Rachel Boast invites us into worlds of ‘The Abstract Space’, introducing the winners of this quarter’s members’ poems competition, inspired by the work of W.S. Graham. The new members’ poems competition features an innovation for Poetry News – we’re asking you to take inspiration from a wordcloud generated from the most common words in the forty winning poems over the history of the National Poetry Competition. The judges send word of their excitement about judging the NPC this year, and we publish details of a glittering event to celebrate the Competition’s fortieth anniversary: a treasure trove of readers at a special event in London on 20 March 2019.
We look to the future with upcoming poetry festivals and a forthcoming exhibition in The Poetry Café celebrating the work of Canal Laureate Nancy Campbell and waterway enthusiast Robert Powell.
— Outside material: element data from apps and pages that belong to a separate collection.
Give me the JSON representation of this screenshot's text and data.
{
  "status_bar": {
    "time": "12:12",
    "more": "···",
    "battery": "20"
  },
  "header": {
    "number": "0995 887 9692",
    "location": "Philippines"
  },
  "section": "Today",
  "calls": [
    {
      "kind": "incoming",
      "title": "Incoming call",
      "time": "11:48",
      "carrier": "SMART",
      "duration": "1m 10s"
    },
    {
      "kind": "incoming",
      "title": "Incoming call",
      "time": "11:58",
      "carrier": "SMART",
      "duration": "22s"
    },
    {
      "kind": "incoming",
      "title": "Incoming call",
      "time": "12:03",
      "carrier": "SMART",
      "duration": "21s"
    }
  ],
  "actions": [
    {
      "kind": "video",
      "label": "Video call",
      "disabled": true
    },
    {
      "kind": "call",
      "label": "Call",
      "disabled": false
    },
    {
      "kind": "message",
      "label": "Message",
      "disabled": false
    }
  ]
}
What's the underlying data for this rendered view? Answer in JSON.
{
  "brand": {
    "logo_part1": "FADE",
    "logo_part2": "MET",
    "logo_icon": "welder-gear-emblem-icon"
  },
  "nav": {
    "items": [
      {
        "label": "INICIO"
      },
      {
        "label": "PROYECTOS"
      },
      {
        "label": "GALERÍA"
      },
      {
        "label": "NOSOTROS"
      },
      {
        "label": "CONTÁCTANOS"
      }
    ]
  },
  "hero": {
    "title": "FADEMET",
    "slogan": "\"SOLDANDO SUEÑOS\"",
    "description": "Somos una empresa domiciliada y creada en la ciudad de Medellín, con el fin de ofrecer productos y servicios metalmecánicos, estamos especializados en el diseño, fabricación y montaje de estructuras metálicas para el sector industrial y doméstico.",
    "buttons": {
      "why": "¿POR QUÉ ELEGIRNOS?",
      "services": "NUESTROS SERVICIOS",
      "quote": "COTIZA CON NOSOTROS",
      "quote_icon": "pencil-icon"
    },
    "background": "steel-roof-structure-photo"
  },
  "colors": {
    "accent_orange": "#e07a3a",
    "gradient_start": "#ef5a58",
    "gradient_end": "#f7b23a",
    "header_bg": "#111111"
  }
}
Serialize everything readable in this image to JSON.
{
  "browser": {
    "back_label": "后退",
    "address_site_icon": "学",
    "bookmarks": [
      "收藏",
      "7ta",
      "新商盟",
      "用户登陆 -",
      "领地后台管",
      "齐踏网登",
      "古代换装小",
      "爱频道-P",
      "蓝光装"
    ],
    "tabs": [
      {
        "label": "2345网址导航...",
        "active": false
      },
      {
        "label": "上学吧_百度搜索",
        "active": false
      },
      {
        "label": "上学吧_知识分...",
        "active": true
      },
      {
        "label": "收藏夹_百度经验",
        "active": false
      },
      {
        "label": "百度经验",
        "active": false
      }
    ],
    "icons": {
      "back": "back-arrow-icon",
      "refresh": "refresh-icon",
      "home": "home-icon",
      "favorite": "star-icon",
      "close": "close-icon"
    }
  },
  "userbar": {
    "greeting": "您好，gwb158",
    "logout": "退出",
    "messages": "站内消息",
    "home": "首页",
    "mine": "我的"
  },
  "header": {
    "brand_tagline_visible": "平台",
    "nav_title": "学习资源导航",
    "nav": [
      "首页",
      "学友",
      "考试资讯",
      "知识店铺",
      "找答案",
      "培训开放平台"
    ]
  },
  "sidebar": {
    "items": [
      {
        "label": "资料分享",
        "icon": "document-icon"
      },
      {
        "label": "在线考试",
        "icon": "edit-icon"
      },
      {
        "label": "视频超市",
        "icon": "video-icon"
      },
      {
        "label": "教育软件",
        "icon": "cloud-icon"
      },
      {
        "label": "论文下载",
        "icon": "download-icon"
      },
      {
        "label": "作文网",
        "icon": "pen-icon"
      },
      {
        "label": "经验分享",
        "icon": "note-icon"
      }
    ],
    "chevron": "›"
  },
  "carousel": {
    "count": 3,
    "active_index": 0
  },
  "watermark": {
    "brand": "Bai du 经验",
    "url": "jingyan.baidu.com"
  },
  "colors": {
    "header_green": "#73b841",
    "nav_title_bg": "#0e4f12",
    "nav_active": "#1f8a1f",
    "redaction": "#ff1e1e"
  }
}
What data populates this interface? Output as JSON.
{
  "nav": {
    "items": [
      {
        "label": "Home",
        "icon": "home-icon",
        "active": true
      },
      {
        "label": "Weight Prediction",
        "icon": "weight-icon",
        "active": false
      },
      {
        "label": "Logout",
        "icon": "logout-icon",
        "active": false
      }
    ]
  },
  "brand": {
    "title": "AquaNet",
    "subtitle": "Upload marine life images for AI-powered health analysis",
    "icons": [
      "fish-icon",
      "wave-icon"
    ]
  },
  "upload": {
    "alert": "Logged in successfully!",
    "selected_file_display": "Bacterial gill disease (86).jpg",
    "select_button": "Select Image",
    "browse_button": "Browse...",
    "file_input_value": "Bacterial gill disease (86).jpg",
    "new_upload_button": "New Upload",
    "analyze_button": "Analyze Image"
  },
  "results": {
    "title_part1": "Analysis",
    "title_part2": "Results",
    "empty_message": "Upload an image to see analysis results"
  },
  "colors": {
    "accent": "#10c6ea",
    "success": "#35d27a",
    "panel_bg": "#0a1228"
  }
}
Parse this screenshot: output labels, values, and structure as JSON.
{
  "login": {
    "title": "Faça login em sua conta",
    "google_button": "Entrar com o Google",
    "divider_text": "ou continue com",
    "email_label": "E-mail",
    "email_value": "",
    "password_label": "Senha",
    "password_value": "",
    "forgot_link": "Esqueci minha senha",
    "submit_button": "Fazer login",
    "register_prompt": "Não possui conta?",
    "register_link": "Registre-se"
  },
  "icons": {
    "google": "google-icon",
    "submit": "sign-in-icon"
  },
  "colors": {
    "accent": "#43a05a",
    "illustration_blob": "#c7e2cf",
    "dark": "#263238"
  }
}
We also ask you to submit your recommendations for the Ted Hughes Award, in time for the 7 January 2019 deadline.
Our Young Poetry News pages fly the flag for the hugely talented young poets we work with, through our spoken word programme, digital platform Young Poets Network and the Foyle Young Poet of the Year Award, which is celebrating its twentieth birthday with a rich range of readings, recordings and tributes.
Stanza Poetry Competition-winner Richard Westcott takes us behind the scenes of his striking poem ‘A Traditional Cure’ and Ted Hughes-nominated Antony Owen explores his role as a peace poet in Coventry, a city recognised internationally as a place of peace and reconciliation. We point readers towards our contributions in the extraordinary atlas of worldwide contemporary poetry, Poetry International Web. And as ever, we tell of our Stanzas’ exciting activities, publish our members’ extraordinary successes, and share what we’ve done, seen and heard poetry-wise over the past few months.